From our lonely spot on the Eem River we cruised into first the Goolmeer, which then becomes the Ijmeer, then the Markemeer, which in turn is the Ijsselmeer, an inland sea that opens to the North Sea. This is all one body of water with sections given these various names. These labels allow you to locate yourself more precisely. Nonetheless when it comes to major floods, such as the one in the mid-1950’s, when the North Sea rose leading to death of many thousands, the sea is the sea and only dikes can keep it at bay.
We picked our day based on the gentleness of the winds. The forecasters got it right. It was sunny, with gentle breezes only, nary a ripple on the surface. It was a beautiful journey at 5 knots (5.5 mph, about 9 km). The most interesting sight along the way was the lighthouse at Monnickendam.
We skipped Monnickendam and Volendam in the hopes of securing a mooring in downtown Edam. Edam is famous for its cheese, and like Alkmaar, for its cheese races during which teams of two carry scads of cheese.
The name comes from the dam on the River IJe where the area was first settled. It was called IJedam, which morphed into Edam. A small lock that helps keep the sea out leads to a small canal which leads to 7 small, low bridges, for which you pay 1.20 euros to pass through.

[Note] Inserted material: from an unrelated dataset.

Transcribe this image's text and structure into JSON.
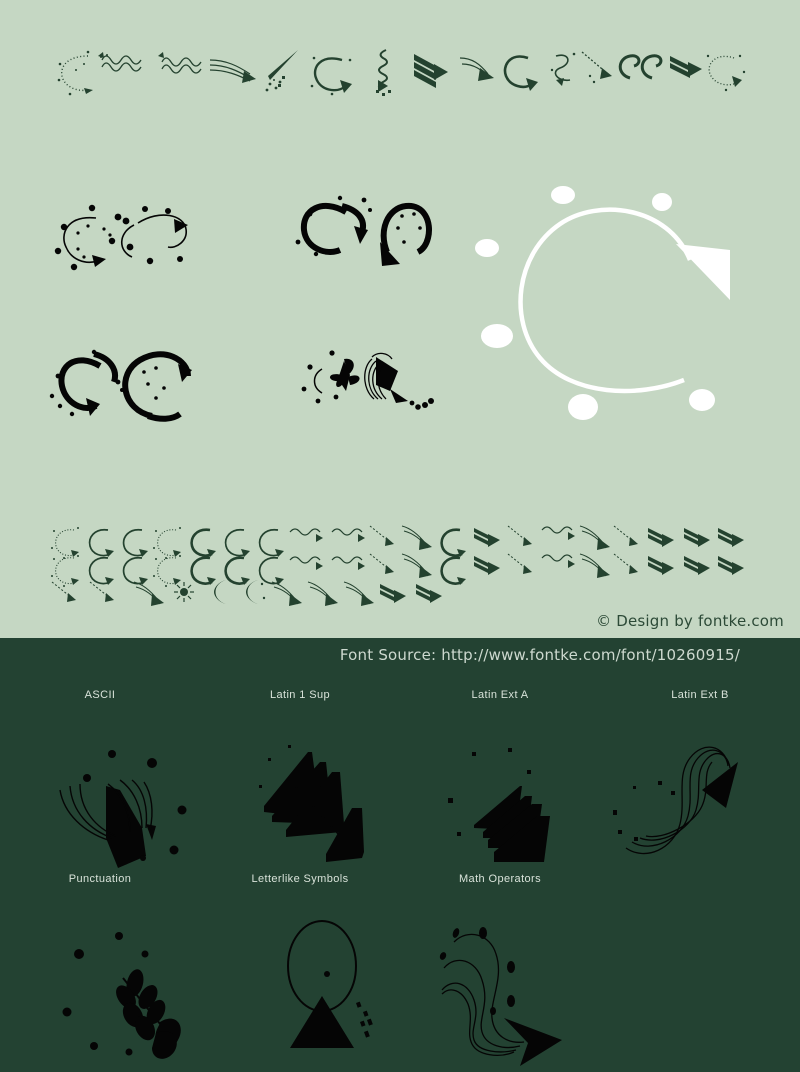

But what’s the hurry? This town of 8000 is packed with charm. There is a central square. On one side is a typical tall house, leaning a few degrees as happens here when the pilings can’t keep it upright. I imagine all the tables and chair legs are cut so that you can sit flat and not have things roll off the table during dinner. At the square there is a large bricked hump over which you climb to get to the other side of the street. It encapsulates the river Ej. I have seen this unusual feature elsewhere in Holland.
We moored just a short walk from the center, enjoyed some applegebak met slagroom, and took in the culinary and architectural charms.